The trouble is that the country is being nudged towards an economic order that continues to deal with race and state in outdated and narrow-minded ways. We have government interventions that are constantly captured by the elite. Under volkskapitalisme, it was the Afrikaner capitalists who advocated for state support and lobbied for policies that exploited black South Africans. In the emergent neo-volkskapitalisme order, it is tenderpreneurs but also established elites aided by corrupt officials that seek to direct government resources in favour of their private accumulation of wealth. A network of interests has captured the state at the expense of broad-based economic development.
We have some blueprint for moving forward in the National Development Plan. The future demands that we do things differently and make difficult trade-offs, in a society that exhibits low levels of trust. The challenge for the next administration is two-fold. The first is to articulate the fundamental principles that will govern all economic policies and legislation that emanate from its term. The second is to commit credibly to those principles. The economy can no longer afford inconsistent or mixed messages from the economics cluster. Much as certain government actions can be found to be in conflict with the Constitution and set aside, a similar approach should apply to actions that violate the fundamental principles of the new economic order built on the vision of an efficient, inclusive economy that delivers broad-based prosperity.
I should note that I can’t think of any economic historians in South Africa who have entered public discourse, in the way that, to give a controversial example, Niall Fergusson has. But it’s clear from debates in the media that there are grave misunderstandings about even the recent past.
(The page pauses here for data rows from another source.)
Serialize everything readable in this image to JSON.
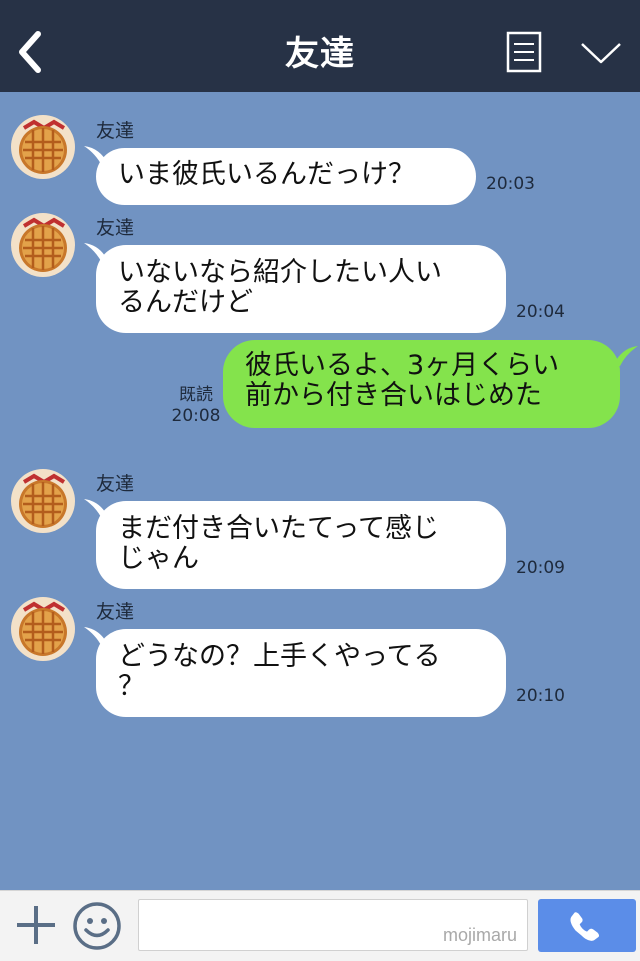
{
  "header": {
    "title": "友達"
  },
  "icons": {
    "back": "chevron-left-icon",
    "menu": "menu-list-icon",
    "collapse": "chevron-down-icon",
    "plus": "plus-icon",
    "emoji": "smiley-icon",
    "call": "phone-icon"
  },
  "colors": {
    "header_bg": "#273246",
    "chat_bg": "#7193c2",
    "incoming_bubble": "#ffffff",
    "outgoing_bubble": "#84e34c",
    "call_button": "#5b8de8"
  },
  "messages": [
    {
      "direction": "in",
      "sender": "友達",
      "text": "いま彼氏いるんだっけ？",
      "time": "20:03"
    },
    {
      "direction": "in",
      "sender": "友達",
      "text": "いないなら紹介したい人い\nるんだけど",
      "time": "20:04"
    },
    {
      "direction": "out",
      "text": "彼氏いるよ、3ヶ月くらい\n前から付き合いはじめた",
      "read": "既読",
      "time": "20:08"
    },
    {
      "direction": "in",
      "sender": "友達",
      "text": "まだ付き合いたてって感じ\nじゃん",
      "time": "20:09"
    },
    {
      "direction": "in",
      "sender": "友達",
      "text": "どうなの？上手くやってる\n？",
      "time": "20:10"
    }
  ],
  "footer": {
    "input_value": "",
    "watermark": "mojimaru"
  }
}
There are some stubborn, and largely wicked ideas, that persist. Is the concept of a Broederbond really salvageable in an open, democratic society? What is the proper role of kings and chiefs in economic governance? How do we make a clean break with the past? Which aspects of the past are worth preserving? These appear to be some of the questions that the current moment demands answers to.